As a Scot living in Norway, I´d like to give the ’yes’ campaign a little more inflamatory fuel. Trine, you are worried, puzzling over the issue of future travel to England – your passport of course, and the thorny business of grappling with two currencies jangling in the Zara wallet the kids bought you last Christmas. Consider the following: Norway to neighbouring Sweden is a short hop in a ’plane. We Norwegians do not embark on this journey biting our fists, a flask of brandy to hand and possibly a handy Husky dog lest the border guards turn surly. Sweden has a different currency, true, but it also takes bank cards. And goodness, although they even have a different language, they understand ours too!
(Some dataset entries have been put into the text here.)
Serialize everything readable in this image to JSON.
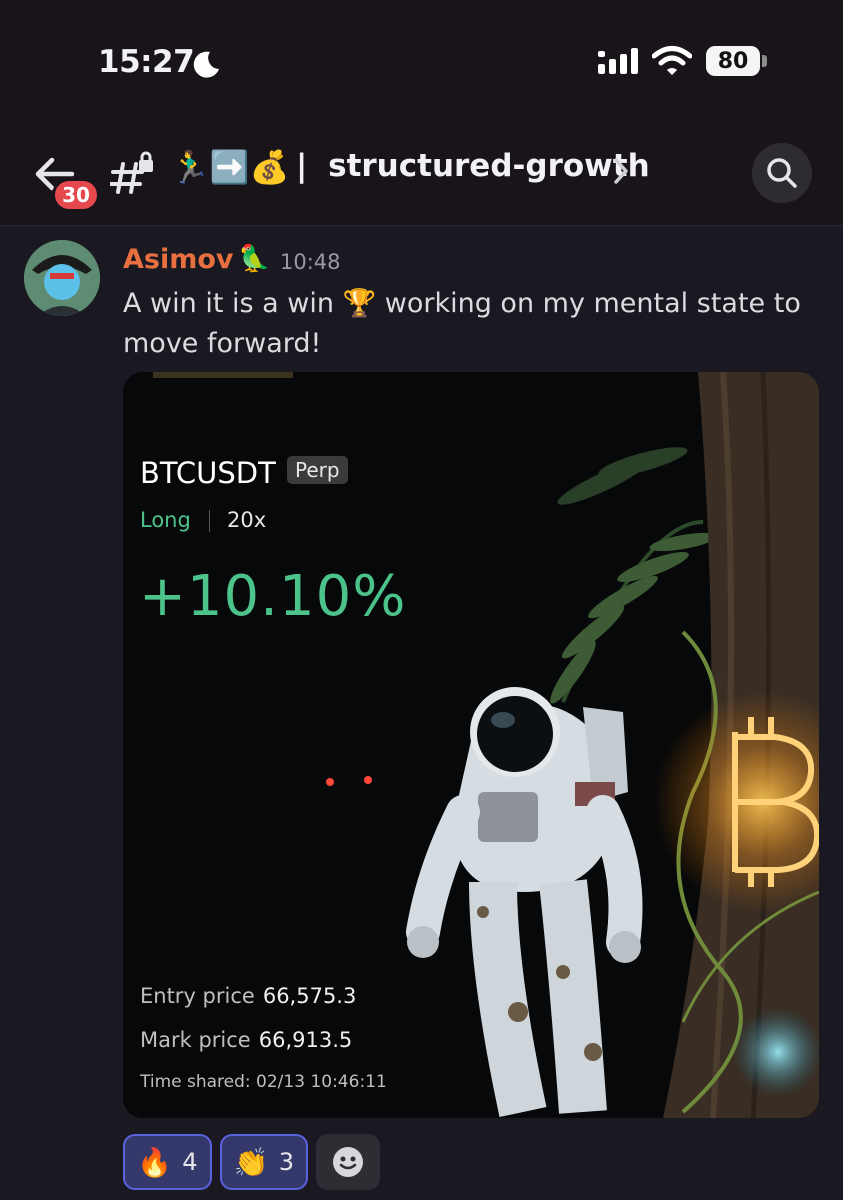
{
  "status_bar": {
    "time": "15:27",
    "battery": "80"
  },
  "header": {
    "unread_count": "30",
    "channel_emoji": "🏃‍♂️➡️💰",
    "channel_separator": "|",
    "channel_name": "structured-growth"
  },
  "message": {
    "author": "Asimov",
    "role_icon": "🦜",
    "time": "10:48",
    "text": "A win it is a win 🏆 working on my mental state to move forward!"
  },
  "trade_card": {
    "pair": "BTCUSDT",
    "contract_type": "Perp",
    "side": "Long",
    "leverage": "20x",
    "pnl_percent": "+10.10%",
    "entry_price_label": "Entry price",
    "entry_price": "66,575.3",
    "mark_price_label": "Mark price",
    "mark_price": "66,913.5",
    "time_shared": "Time shared: 02/13 10:46:11",
    "accent_green": "#4cc38a"
  },
  "reactions": [
    {
      "emoji": "🔥",
      "count": "4"
    },
    {
      "emoji": "👏",
      "count": "3"
    }
  ],
  "colors": {
    "background": "#1a1820",
    "author": "#e87040",
    "badge": "#e5484d",
    "reaction_active": "#34386a"
  }
}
We routinely show our ID at the airport, even when travelling within the country, just as you do flying from Aberdeen to Bristol. No-one expires from the stress. Denmark, Finland, Sweden – we flit between our neighbours grumbling about the weather and the respective merits of fish, but not in the fear that vast historical or political differences will rear up like Viking warriors.
We Scots nurse our own version of “janteloven”, Norwegian self-questioning. Doubt, suspicion and gloom befriend us like the low-lying fog on Lysefjord. Norway, with its own brooding silences, nevertheless seems a romantic world away across the North Sea. No doubt continuing references to its triumphant individualism are tiresome thorns in the side of the ’no’ protaganists. Norway – its seeming-impeccable handling of oil revenue, its comprehensively democratic tax system, its thriving rural economy, its education system´s (relative) resiliance in the face of private schooling, its health system – is justifiably the shining dream-state for the new Scotland.
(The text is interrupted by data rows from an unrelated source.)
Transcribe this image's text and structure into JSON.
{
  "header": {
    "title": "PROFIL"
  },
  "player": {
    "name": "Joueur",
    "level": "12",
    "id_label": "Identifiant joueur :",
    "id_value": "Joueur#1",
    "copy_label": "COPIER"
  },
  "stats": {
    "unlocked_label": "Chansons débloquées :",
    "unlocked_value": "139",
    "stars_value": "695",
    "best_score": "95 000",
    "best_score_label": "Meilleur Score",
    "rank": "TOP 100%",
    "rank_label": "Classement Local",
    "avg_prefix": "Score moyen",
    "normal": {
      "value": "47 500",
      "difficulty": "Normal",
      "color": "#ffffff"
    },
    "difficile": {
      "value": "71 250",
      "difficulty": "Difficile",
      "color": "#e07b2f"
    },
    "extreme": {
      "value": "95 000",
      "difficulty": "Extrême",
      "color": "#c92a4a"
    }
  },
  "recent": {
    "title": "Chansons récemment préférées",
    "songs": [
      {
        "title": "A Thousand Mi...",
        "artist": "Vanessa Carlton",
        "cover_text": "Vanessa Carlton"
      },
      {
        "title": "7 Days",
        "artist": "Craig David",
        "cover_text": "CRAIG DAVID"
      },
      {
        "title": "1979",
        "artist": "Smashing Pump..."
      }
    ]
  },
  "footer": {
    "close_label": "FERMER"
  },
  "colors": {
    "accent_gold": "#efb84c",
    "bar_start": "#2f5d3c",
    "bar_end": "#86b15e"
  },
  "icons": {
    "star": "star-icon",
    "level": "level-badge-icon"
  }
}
None of the afore-mentioned are perfect – it is absurd for Scotland to imagine that Norway is a pristine, moan-free zone. Things break and fail; broken souls beg in the street. It rains. But Norway lives its independence with dignity rather than sentimentality, in deep community rather than in surface democracy, in love with its landscape and in tune with wealth of the ocean.
You can have all that in Scotland, Trine. It´s worth voting ’yes’ for.
General and Artistic Director
Bergen National Opera
This article was published on the 10.09.14: The Scotsman